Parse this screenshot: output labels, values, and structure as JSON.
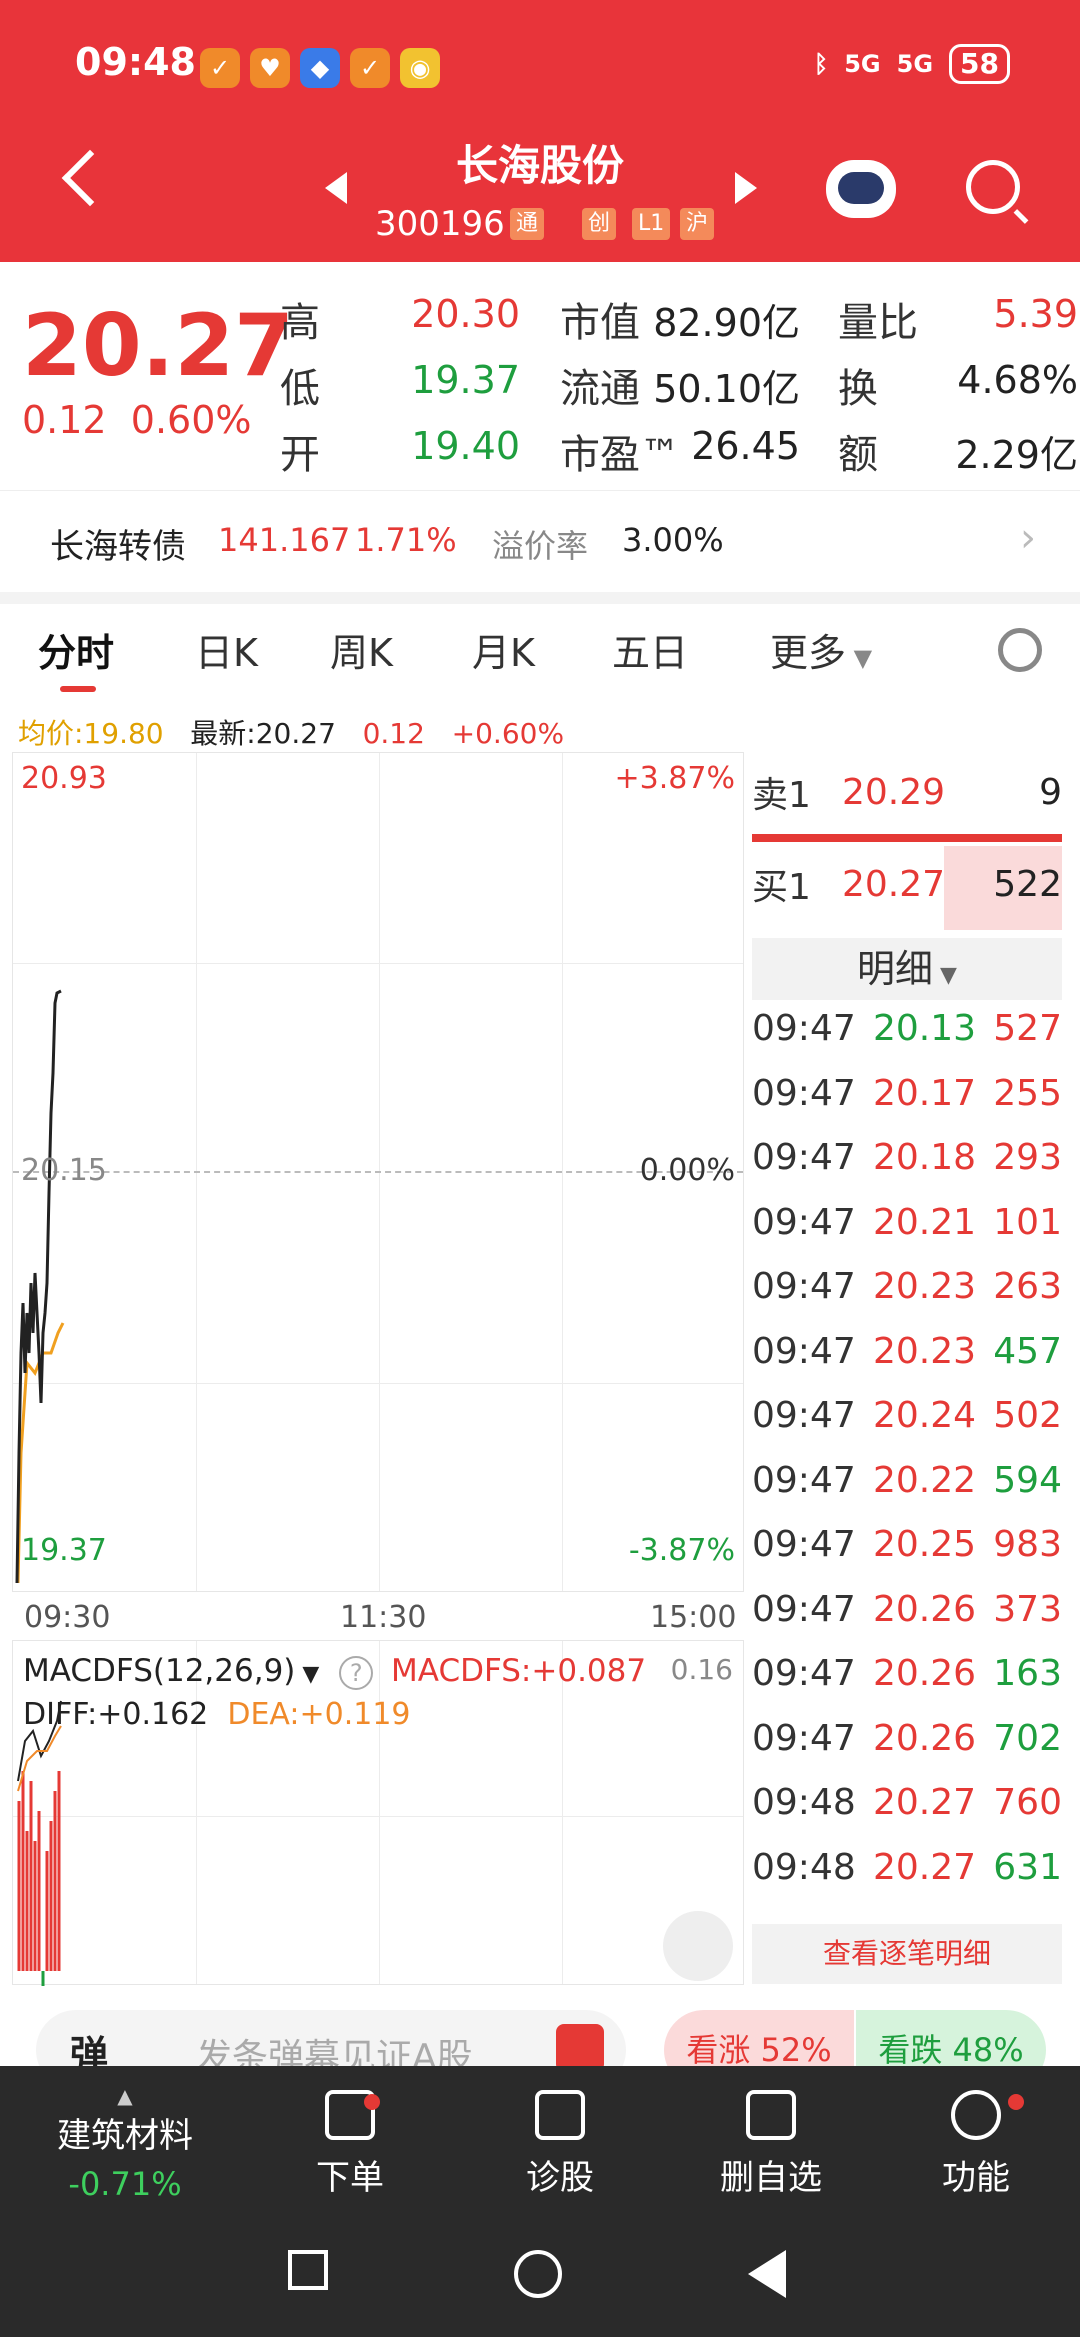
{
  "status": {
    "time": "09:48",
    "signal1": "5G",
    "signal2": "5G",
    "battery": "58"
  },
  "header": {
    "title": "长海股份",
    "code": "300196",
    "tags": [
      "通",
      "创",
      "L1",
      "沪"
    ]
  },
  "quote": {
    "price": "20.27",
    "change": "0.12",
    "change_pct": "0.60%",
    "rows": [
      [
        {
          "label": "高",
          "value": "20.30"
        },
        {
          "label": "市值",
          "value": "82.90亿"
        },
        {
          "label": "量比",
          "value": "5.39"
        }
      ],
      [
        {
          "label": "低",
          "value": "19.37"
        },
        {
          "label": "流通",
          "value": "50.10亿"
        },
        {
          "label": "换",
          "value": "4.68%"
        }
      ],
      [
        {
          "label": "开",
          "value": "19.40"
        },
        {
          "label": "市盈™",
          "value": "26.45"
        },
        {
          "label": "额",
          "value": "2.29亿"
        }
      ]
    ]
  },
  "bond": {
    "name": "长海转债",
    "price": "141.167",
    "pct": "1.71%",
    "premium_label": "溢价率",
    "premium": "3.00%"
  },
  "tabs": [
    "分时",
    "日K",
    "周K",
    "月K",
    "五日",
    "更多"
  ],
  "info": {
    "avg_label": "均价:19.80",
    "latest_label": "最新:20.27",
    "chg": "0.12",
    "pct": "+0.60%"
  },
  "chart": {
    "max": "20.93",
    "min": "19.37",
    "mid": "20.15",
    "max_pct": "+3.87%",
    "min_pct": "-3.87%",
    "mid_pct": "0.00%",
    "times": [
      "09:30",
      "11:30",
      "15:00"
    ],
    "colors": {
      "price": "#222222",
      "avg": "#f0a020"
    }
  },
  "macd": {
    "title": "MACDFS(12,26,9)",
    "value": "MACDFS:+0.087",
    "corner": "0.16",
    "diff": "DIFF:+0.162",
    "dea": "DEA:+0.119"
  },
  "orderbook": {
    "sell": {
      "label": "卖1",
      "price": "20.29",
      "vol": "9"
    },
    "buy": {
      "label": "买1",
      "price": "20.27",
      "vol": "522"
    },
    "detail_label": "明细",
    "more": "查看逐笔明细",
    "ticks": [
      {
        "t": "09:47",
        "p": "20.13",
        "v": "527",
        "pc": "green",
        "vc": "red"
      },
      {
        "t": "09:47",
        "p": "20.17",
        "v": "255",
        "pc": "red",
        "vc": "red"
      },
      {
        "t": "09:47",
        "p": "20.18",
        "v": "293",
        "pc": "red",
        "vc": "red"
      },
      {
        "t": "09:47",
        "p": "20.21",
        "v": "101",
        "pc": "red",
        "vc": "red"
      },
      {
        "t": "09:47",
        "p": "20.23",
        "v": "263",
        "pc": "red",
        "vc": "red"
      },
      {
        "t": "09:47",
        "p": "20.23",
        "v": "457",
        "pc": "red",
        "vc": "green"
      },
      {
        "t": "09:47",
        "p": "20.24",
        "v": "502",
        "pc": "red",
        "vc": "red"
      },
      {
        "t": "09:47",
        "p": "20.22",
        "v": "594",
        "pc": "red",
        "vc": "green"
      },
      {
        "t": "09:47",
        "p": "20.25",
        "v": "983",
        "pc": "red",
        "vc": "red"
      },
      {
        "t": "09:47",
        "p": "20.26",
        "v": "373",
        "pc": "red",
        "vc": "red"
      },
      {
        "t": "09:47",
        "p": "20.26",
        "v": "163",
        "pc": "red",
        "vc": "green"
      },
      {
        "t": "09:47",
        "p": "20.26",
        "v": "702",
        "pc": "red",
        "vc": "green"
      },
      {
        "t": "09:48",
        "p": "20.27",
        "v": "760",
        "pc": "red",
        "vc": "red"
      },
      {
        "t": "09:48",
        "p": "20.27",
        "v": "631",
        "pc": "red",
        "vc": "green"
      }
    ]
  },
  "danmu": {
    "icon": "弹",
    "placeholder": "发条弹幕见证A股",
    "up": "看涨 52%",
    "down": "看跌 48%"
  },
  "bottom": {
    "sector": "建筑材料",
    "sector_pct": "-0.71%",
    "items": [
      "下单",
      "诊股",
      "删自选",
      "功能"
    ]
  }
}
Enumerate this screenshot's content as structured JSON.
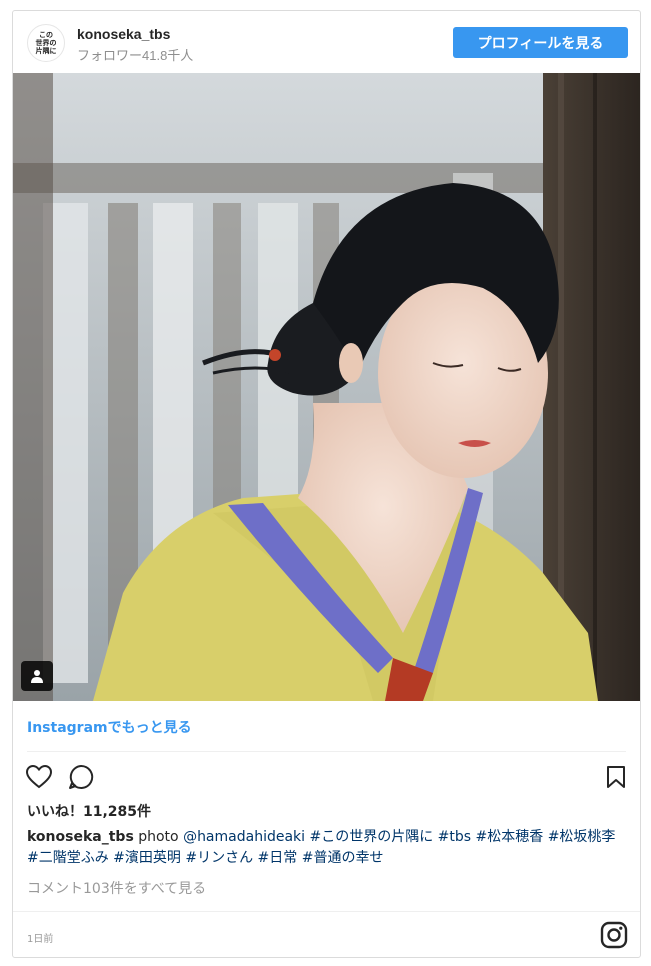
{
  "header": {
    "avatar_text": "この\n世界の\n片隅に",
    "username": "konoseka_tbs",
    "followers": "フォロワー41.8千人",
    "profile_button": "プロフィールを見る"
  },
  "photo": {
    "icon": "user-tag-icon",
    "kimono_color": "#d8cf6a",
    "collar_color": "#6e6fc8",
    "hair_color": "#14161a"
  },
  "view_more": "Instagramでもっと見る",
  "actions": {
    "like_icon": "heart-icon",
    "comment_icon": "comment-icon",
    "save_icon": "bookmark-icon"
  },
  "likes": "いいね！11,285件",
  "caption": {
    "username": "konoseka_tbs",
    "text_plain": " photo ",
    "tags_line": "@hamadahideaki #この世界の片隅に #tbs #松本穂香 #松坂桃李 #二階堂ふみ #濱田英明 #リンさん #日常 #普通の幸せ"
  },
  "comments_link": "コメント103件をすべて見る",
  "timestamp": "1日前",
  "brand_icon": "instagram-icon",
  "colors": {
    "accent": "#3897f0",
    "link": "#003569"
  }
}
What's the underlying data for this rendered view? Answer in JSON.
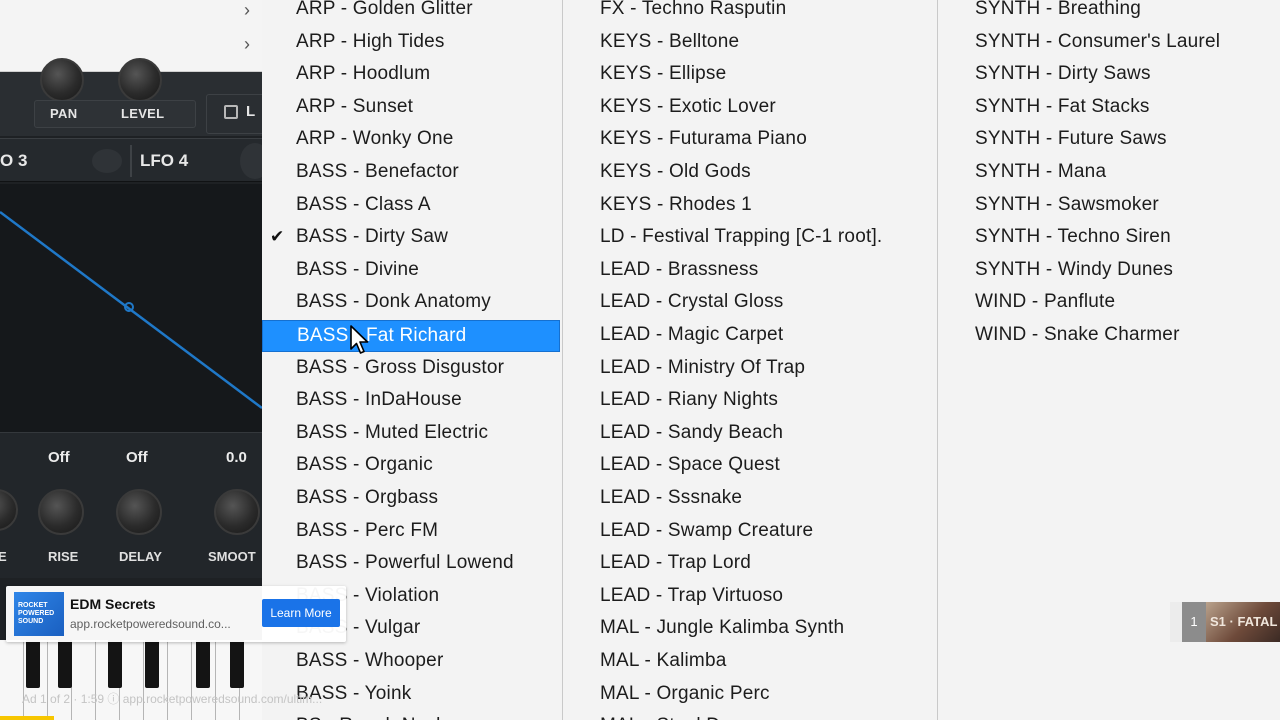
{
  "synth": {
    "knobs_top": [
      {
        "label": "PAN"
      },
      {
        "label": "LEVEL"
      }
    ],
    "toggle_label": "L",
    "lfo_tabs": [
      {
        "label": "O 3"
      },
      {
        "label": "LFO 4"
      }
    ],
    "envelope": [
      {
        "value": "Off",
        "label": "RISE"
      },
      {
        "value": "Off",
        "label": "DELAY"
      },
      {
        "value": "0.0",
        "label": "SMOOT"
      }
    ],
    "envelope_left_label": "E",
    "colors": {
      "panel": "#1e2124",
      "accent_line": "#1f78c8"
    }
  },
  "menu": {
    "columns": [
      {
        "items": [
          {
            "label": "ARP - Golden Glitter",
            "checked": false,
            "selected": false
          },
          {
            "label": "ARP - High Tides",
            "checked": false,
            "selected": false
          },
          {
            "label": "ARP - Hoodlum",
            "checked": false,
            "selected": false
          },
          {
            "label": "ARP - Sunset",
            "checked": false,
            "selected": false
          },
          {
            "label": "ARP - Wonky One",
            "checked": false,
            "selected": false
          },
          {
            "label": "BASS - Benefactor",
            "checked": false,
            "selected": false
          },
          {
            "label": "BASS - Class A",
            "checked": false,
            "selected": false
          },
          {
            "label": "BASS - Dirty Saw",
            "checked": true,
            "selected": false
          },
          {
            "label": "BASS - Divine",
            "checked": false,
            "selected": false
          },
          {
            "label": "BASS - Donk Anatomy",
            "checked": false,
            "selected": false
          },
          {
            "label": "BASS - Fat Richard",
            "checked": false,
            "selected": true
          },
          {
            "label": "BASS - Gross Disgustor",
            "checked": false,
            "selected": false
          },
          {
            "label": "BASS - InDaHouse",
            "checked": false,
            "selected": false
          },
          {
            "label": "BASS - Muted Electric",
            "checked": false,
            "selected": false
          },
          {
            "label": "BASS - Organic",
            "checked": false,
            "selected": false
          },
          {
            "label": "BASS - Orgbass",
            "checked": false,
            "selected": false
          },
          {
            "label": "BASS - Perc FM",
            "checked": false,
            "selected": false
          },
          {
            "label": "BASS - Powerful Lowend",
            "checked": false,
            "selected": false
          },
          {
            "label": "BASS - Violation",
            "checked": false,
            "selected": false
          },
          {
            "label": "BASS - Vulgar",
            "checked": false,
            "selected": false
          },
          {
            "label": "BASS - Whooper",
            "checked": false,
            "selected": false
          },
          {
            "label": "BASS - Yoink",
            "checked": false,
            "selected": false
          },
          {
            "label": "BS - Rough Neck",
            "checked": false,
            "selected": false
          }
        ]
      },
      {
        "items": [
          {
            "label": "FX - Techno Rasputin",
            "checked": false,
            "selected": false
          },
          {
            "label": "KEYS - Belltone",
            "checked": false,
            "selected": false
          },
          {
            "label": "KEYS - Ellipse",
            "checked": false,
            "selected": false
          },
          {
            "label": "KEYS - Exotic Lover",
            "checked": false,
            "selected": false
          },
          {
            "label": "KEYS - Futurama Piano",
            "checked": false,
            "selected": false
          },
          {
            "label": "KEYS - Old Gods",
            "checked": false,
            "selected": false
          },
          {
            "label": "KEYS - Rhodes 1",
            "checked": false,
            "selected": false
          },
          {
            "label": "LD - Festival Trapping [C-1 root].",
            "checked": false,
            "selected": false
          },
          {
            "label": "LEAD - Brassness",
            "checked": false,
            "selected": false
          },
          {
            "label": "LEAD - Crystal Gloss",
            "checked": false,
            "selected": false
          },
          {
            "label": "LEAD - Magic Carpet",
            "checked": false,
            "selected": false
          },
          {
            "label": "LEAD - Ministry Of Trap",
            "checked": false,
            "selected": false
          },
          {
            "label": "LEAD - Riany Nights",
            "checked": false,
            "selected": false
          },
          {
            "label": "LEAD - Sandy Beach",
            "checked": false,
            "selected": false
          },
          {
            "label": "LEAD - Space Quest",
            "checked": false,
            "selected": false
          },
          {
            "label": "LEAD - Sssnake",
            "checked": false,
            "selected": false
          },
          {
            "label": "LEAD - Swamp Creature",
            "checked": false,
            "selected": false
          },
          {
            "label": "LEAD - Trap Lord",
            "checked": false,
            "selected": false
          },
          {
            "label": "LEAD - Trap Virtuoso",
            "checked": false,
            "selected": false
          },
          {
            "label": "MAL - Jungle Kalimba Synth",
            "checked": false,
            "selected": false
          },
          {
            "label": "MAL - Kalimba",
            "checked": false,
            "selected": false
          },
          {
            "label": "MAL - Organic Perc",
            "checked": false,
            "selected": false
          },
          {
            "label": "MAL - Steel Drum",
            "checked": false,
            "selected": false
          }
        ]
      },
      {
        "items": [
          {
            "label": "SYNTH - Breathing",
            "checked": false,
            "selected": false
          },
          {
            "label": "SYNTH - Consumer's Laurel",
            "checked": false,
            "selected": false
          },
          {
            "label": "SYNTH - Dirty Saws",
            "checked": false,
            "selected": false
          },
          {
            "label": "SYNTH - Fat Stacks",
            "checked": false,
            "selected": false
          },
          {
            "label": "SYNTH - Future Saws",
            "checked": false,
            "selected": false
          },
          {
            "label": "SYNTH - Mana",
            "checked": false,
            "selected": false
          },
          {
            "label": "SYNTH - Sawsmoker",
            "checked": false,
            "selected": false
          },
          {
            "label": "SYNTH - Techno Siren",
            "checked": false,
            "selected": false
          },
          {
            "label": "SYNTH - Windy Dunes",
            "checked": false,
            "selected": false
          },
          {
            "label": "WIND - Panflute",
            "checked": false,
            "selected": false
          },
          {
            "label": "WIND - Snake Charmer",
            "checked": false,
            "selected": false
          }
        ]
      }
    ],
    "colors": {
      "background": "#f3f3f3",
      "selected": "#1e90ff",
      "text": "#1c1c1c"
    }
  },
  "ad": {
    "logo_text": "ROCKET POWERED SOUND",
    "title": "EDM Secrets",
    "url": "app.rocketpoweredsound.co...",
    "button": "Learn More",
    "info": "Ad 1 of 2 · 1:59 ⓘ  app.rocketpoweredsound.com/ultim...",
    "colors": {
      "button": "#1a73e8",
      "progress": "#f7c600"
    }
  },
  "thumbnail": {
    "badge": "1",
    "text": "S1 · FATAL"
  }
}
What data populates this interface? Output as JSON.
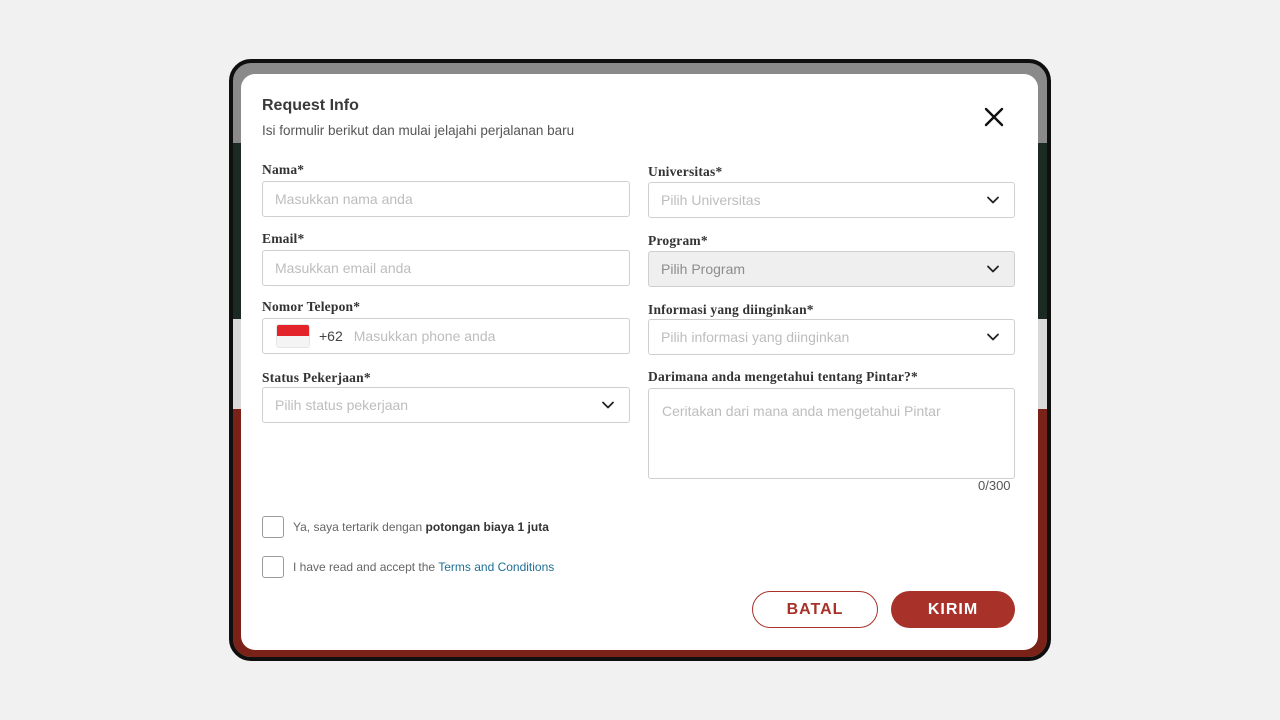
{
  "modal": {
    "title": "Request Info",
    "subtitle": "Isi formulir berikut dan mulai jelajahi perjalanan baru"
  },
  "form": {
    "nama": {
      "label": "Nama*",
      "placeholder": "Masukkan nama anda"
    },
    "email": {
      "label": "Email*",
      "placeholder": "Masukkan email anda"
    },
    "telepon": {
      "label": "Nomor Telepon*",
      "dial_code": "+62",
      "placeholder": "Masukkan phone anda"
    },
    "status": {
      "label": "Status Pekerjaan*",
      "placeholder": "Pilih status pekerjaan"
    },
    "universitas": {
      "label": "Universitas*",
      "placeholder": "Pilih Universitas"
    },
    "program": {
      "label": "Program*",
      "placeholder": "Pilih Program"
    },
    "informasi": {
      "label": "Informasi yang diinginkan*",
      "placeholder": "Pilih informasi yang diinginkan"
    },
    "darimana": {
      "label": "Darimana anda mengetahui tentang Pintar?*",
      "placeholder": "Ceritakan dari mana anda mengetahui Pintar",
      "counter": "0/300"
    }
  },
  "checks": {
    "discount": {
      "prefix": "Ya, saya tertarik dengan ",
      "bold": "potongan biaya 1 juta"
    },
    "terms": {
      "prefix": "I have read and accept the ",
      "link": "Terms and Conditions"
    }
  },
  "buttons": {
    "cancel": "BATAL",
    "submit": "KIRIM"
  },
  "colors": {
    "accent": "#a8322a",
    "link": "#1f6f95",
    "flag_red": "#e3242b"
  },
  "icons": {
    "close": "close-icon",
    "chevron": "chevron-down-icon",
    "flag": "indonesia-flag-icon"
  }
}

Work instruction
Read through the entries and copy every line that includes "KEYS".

Your solution
            "label": "KEYS - Belltone",
            "label": "KEYS - Ellipse",
            "label": "KEYS - Exotic Lover",
            "label": "KEYS - Futurama Piano",
            "label": "KEYS - Old Gods",
            "label": "KEYS - Rhodes 1",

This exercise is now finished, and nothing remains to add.